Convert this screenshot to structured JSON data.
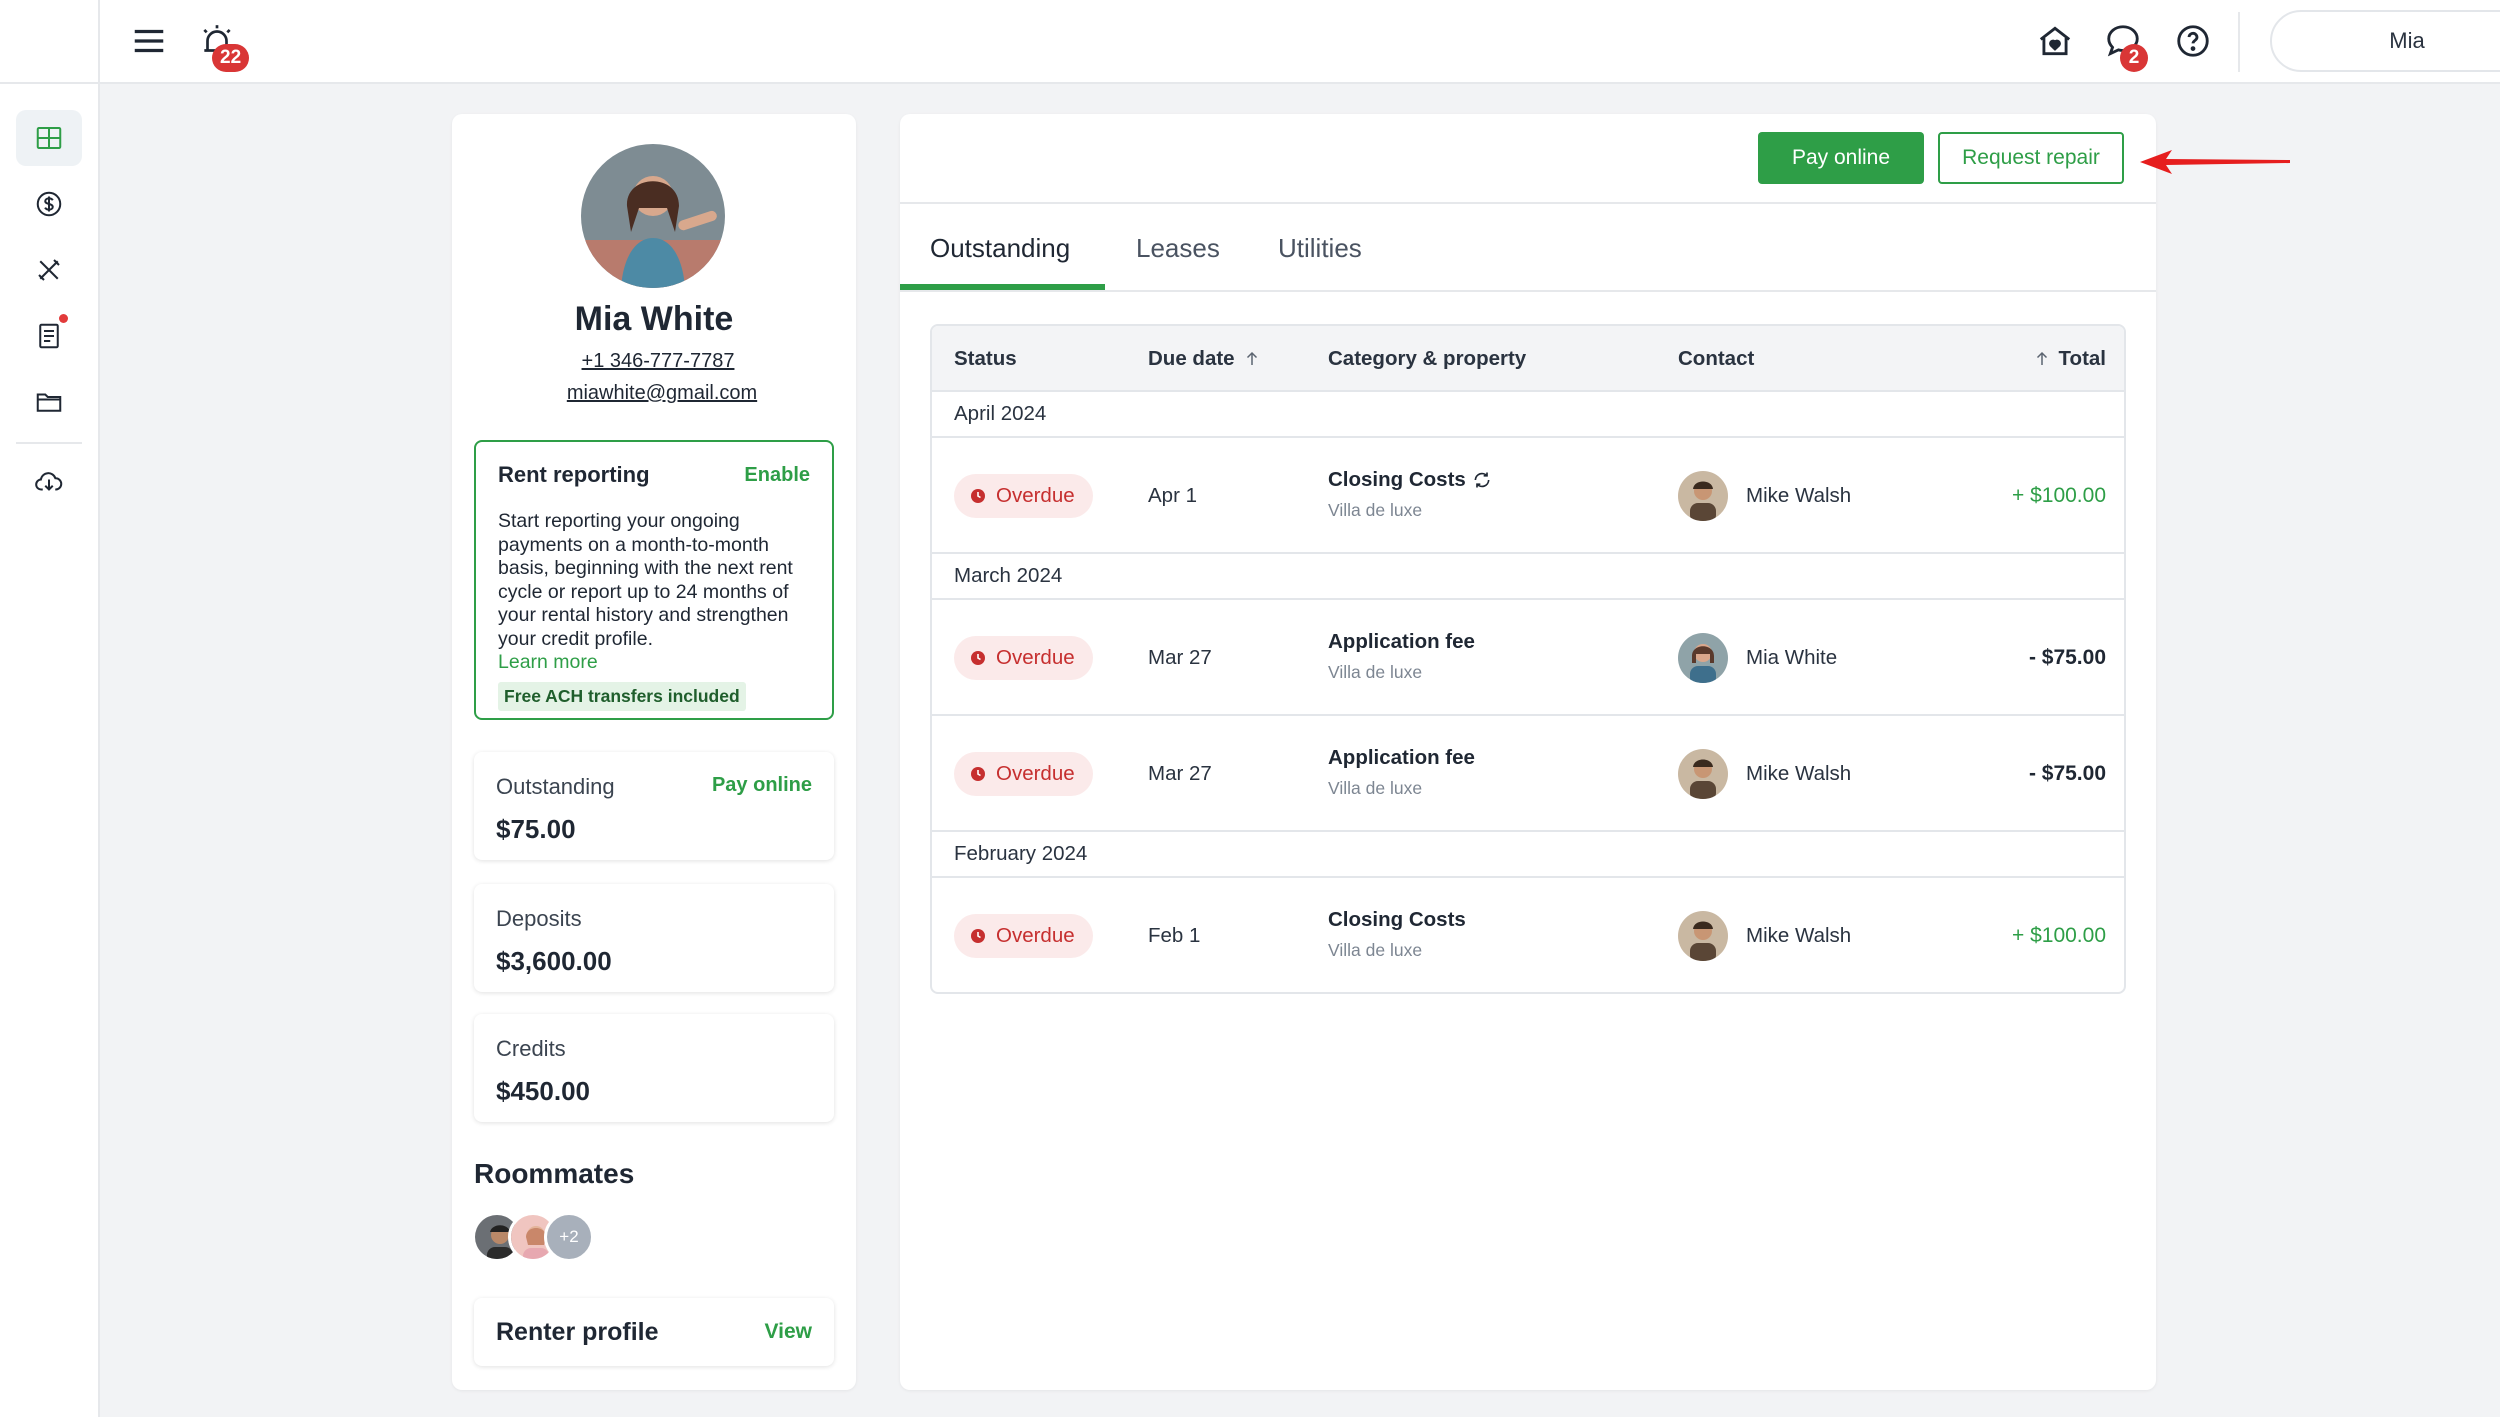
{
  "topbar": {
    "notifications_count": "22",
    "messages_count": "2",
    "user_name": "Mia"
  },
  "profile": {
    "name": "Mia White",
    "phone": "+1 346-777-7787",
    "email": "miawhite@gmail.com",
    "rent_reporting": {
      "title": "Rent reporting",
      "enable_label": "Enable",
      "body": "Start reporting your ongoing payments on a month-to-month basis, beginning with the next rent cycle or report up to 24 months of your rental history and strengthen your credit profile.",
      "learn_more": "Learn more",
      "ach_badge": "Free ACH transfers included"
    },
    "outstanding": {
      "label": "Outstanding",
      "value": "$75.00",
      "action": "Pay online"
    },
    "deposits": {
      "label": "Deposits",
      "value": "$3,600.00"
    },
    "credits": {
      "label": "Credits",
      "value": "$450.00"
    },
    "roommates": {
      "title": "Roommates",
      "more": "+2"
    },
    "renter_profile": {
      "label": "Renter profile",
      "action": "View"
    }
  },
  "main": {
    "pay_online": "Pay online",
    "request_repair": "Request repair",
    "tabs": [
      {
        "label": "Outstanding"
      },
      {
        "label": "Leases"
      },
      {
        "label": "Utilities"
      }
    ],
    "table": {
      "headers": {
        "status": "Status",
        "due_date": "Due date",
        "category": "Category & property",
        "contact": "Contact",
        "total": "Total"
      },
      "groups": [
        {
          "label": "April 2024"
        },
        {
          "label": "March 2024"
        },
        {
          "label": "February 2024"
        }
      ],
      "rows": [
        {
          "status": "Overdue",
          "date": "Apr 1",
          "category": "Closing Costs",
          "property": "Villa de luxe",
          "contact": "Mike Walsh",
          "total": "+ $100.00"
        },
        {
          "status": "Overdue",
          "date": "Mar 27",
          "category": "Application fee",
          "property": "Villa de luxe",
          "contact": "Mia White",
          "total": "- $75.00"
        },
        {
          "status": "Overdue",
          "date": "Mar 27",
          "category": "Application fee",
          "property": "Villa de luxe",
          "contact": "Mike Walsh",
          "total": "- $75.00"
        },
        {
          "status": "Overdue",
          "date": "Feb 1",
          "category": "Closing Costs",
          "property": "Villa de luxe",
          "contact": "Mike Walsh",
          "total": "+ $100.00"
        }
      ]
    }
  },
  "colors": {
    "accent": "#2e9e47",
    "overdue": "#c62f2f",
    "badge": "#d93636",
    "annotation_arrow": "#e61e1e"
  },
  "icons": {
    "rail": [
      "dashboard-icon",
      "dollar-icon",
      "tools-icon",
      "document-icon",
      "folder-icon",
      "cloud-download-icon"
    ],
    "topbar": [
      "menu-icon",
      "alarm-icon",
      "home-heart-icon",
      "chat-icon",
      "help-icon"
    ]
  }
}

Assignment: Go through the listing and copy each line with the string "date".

Result of the task:
        "due_date": "Due date",
          "date": "Apr 1",
          "date": "Mar 27",
          "date": "Mar 27",
          "date": "Feb 1",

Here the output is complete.